Hollywood has been paying tribute to one of its most famous inhabitants - the massive sign which bears its name.
By David Willis
BBC Los Angeles correspondent
On Sunday it was 80 years to the day since the famous metal letters were first put in place on the hills above Los Angeles.
As befits an 80th birthday, there was a cake and balloons as well as speeches by local dignitaries.
A metaphor for a land of broken dreams
The Hollywood sign is now close to the heart of many in Tinseltown, although that wasn't always the case.
In 1978, it was in such a state of disrepair - termites having infested the wooden scaffolding that supports the fifteen metre high letters - that one of the O's had fallen off.
A few months later arsonists set fire to the letter L.
The sign was saved by, of all people, Hugh Heffner - the founder of the Playboy empire - who launched a fundraising campaign to have it rebuilt.
It became part of the LA landscape in 1923 as a giant billboard erected to publicise a property development called Hollywoodland.
Then the final four letters were removed and the sign became one of the world's most famous landmarks - a symbol not only of glamour and glitz, but of the shattered dreams of many young starlets.

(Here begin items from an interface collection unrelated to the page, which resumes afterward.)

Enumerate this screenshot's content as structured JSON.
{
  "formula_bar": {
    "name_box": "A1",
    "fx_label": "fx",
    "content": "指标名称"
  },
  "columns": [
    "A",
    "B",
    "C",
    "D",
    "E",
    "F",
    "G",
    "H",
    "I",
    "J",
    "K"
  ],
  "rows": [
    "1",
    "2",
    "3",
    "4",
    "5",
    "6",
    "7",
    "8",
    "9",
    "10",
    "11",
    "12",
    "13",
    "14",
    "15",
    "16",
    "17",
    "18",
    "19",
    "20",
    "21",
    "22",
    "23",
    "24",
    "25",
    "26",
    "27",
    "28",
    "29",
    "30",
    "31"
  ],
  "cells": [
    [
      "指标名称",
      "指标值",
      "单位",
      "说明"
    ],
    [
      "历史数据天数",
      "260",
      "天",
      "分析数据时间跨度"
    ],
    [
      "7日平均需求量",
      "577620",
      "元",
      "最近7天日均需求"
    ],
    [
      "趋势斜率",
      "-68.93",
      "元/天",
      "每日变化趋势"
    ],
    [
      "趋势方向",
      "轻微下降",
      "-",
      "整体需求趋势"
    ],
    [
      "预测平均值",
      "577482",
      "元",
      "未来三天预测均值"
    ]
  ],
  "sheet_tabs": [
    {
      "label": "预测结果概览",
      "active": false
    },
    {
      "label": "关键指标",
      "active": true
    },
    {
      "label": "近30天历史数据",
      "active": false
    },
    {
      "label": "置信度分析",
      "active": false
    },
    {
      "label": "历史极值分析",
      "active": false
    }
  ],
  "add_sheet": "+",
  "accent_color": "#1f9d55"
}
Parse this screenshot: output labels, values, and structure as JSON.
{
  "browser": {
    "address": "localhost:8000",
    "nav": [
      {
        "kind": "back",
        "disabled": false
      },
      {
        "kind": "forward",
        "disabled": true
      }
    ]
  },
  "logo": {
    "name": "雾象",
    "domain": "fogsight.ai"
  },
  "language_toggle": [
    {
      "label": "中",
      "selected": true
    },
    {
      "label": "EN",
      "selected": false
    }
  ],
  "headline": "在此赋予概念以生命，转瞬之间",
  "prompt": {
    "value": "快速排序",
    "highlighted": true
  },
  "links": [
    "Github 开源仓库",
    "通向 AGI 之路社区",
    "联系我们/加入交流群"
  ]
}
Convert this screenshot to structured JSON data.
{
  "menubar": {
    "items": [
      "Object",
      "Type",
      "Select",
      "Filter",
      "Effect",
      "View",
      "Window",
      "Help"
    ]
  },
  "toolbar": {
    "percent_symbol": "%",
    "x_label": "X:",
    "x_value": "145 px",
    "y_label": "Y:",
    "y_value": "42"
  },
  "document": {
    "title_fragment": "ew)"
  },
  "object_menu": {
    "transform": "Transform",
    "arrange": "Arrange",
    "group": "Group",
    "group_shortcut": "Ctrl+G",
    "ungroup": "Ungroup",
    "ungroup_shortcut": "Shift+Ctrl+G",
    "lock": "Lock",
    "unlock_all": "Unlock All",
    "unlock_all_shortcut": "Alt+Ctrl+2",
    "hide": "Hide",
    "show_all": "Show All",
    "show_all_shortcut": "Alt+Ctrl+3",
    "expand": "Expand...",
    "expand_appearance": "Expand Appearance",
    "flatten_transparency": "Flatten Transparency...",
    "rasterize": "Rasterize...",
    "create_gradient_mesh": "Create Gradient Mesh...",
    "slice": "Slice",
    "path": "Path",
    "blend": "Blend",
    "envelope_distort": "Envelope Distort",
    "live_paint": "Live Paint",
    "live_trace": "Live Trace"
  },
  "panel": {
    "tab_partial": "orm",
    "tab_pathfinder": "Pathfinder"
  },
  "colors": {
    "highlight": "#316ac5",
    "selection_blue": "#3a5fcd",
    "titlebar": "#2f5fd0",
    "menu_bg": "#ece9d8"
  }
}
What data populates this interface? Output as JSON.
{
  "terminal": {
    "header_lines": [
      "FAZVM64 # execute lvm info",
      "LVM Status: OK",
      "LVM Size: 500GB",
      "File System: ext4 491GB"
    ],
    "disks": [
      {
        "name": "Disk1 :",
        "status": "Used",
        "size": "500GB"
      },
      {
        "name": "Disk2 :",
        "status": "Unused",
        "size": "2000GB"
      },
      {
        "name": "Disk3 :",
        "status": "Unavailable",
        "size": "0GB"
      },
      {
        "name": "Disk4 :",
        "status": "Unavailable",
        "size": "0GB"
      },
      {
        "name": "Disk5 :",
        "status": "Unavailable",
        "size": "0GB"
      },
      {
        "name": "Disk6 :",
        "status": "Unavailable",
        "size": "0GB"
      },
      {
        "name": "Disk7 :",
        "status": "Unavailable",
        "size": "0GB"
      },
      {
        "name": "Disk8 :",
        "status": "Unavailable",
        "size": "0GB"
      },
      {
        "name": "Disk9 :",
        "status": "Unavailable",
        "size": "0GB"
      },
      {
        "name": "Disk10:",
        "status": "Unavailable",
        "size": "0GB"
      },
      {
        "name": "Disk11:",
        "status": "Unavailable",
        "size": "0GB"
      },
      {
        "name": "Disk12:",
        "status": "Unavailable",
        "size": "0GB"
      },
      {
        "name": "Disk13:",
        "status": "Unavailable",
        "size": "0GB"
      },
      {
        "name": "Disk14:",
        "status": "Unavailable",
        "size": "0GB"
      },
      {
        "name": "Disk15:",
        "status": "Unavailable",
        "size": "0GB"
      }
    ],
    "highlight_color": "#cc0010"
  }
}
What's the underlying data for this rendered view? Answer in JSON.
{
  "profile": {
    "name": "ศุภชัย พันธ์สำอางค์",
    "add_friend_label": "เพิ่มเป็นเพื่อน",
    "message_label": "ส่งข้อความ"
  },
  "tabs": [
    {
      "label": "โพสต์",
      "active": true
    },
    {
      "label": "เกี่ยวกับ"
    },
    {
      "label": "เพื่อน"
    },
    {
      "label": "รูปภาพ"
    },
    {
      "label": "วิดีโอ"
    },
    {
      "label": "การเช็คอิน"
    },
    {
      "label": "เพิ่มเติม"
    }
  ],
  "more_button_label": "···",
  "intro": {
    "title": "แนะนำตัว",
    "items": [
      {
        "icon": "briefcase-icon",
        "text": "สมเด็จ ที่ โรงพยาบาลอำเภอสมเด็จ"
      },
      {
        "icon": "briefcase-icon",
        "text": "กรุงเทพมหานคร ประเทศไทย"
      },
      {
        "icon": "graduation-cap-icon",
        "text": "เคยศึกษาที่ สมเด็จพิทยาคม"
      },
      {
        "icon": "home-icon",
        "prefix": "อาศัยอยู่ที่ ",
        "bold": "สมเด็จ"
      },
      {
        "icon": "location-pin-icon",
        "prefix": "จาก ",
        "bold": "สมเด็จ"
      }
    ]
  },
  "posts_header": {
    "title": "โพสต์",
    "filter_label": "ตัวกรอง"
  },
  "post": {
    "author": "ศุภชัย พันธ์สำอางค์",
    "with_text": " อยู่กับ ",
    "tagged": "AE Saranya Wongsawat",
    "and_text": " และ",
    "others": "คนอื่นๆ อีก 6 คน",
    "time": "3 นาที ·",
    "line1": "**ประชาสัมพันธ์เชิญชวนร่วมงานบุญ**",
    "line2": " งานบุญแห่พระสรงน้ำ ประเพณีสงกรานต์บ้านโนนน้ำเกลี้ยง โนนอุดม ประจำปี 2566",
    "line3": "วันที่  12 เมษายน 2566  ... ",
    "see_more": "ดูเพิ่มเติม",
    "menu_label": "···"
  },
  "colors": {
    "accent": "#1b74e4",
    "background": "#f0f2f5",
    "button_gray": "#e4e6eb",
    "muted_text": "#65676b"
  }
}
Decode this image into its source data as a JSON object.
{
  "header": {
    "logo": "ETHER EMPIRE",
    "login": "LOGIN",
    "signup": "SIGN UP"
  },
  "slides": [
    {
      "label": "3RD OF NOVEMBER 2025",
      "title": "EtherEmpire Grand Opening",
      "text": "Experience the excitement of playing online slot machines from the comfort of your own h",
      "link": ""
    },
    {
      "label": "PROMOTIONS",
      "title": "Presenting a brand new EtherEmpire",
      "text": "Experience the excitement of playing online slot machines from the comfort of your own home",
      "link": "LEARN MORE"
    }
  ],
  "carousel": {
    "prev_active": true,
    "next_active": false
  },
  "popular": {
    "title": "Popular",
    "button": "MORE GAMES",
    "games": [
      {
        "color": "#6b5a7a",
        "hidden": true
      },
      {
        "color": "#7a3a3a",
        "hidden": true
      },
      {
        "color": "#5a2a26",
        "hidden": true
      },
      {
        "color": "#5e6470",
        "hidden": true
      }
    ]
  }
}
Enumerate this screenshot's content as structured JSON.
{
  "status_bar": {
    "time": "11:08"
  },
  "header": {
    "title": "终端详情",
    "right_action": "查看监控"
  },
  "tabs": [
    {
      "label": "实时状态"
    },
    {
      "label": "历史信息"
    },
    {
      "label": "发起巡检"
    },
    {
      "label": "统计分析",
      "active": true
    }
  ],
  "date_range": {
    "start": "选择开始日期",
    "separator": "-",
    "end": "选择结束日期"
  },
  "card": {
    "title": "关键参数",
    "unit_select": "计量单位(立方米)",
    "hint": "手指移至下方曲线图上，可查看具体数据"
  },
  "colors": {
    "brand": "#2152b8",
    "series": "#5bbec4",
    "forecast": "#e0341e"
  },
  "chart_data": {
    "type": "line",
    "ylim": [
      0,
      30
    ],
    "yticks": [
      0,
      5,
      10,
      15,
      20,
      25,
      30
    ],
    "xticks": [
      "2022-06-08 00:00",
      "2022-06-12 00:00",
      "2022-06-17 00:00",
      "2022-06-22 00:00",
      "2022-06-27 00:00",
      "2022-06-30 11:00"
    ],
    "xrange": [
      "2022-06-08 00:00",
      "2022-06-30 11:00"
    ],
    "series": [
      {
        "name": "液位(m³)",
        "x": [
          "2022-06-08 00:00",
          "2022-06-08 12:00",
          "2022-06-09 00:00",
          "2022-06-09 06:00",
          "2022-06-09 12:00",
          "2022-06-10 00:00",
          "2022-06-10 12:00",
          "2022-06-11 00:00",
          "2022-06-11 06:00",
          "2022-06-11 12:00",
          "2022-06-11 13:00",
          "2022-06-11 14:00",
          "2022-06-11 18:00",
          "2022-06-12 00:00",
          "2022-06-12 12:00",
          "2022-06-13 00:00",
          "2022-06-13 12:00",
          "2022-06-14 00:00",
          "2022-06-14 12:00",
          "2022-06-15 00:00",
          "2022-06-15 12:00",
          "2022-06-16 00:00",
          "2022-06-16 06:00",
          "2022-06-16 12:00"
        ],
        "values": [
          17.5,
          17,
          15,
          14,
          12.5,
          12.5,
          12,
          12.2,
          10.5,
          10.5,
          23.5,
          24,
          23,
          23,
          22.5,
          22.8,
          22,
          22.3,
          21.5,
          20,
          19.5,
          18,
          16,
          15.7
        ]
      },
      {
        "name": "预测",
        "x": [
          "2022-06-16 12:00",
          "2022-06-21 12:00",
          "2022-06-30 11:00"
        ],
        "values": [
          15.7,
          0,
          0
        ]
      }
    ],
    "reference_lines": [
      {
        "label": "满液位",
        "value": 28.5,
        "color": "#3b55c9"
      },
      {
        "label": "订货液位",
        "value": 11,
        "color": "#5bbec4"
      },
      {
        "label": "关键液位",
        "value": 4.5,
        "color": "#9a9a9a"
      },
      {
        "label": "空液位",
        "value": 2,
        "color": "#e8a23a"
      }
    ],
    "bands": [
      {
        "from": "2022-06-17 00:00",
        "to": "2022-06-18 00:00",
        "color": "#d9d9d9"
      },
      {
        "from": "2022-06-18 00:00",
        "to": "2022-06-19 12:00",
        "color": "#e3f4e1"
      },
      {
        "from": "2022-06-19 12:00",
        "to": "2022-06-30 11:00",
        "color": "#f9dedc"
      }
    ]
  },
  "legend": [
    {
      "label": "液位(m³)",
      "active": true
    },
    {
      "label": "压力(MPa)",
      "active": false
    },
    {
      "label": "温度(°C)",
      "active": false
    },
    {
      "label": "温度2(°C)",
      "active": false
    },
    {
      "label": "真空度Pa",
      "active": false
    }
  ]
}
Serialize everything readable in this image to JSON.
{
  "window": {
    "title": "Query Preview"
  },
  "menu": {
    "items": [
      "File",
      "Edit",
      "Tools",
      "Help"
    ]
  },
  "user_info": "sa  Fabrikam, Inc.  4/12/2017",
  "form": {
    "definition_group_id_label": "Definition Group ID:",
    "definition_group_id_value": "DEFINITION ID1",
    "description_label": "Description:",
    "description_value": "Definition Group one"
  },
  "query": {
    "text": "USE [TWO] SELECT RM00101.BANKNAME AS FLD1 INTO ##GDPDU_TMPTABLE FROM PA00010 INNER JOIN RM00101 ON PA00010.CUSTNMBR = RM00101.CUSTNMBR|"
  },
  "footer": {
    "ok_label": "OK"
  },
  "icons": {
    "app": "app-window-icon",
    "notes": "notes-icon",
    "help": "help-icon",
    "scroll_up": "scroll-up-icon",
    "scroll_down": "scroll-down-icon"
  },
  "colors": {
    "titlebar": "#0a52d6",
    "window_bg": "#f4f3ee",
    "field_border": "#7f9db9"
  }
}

In 1932, after failing to find fame and fortune, an actress known as Peg Entwistle committed suicide by climbing to the top of the letter H and throwing herself off.